  • Every person is to be in subjection to the governing authorities. For there is no authority except from God, and those which exist are established by God. Therefore whoever resists authority has opposed the ordinance of God; and they who have opposed will receive condemnation upon themselves. For rulers are not a cause of fear for good behavior, but for evil. Do you want to have no fear of authority? Do what is good and you will have praise from the same; for it is a minister of God to you for good. But if you do what is evil, be afraid; for it does not bear the sword for nothing; for it is a minister of God, an avenger who brings wrath on the one who practices evil. // Romans 13:1-4
  • Blessed are the peacemakers, for they will be called children of God. // Matthew 5:9
  • Do not repay evil with evil or insult with insult. On the contrary, repay evil with blessing, because to this you were called so that you may inherit a blessing. // 1 Peter 3:9
  • Then Jesus said to them, “Give back to Caesar what is Caesar’s and to God what is God’s.” And they were amazed at him. // Mark 12:17
  • For the kingdom is the Lord’s / And He rules over the nations // Psalm 22:28
  • Submit yourselves for the Lord’s sake to every human institution, whether to a king as the one in authority, or to governors as sent by him for the punishment of evildoers and the praise of those who do right. For such is the will of God that by doing right you may silence the ignorance of foolish men. // 1 Peter 2:13-15

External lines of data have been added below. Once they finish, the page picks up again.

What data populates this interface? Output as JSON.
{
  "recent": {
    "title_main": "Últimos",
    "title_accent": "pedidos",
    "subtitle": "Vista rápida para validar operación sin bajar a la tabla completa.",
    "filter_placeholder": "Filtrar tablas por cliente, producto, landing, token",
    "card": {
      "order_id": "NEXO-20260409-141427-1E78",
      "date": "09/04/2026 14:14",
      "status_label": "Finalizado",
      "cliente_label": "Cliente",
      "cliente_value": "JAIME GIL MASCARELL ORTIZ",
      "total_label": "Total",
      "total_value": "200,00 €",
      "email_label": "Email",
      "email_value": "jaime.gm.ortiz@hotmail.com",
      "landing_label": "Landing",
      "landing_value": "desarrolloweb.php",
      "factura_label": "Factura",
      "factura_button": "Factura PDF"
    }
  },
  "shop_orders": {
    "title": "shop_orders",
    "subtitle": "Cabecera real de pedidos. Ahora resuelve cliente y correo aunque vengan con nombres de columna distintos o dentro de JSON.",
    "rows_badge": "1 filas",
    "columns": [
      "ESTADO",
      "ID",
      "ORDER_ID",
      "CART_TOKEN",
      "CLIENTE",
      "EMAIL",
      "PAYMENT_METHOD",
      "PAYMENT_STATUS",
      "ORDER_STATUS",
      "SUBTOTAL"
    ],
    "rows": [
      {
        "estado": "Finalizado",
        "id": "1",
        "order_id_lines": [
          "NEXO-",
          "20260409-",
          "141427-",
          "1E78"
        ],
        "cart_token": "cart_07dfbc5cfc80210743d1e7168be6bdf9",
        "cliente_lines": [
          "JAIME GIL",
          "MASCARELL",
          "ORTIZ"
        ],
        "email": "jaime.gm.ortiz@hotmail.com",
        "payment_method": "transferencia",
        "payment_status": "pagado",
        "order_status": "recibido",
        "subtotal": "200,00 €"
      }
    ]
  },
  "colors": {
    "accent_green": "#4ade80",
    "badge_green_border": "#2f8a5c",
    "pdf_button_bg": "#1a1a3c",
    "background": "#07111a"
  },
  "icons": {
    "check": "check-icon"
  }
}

  • The gospel of Jesus is not a rational concept to be explained in a theory of salvation, but a story about God’s presence in Jesus’ solidarity with the oppressed, which led to his death on the cross. What is redemptive is the faith that God snatches victory out of defeat, life out of death, and hope out of despair. // James Cone
  • The denunciation of injustice implies the rejection of the use of Christianity to legitimize the established order. // Gustavo Gutiérrez
  • But [Christians] never render to any authority under God absolute allegiance. We never give unlimited, unconditional obedience. We never say, “I submit to you because you are my final authority.” We always do it for Christ’s sake, which turns our obedience to human authorities into worship to God. // John Piper
  • The shift to a general attitude of ‘toughness’ toward problems associated with communities of color began in the 1960s, when the gains and goals of the Civil Rights movement began to require real sacrifices on the part of white Americans, and conservative politicians found they could mobilize white racial resentment by vowing to crack down on crime. // Michelle Alexander
  • We must always take sides. Neutrality helps the oppressor, never the victim. Silence encourages the tormentor, never the tormented. // Elie Wiesel
  • The government has interpreted the peacefulness of the movement as a weakness: the people’s non-violent policies have been taken as a green light for government violence. Refusal to resort to force has been interpreted by the government as an invitation. // Nelson Mandela
  • Law and order exist for the purpose of establishing justice and that when they fail in this purpose they become the dangerously structured dams that block the flow of social progress. // Martin Luther King Jr.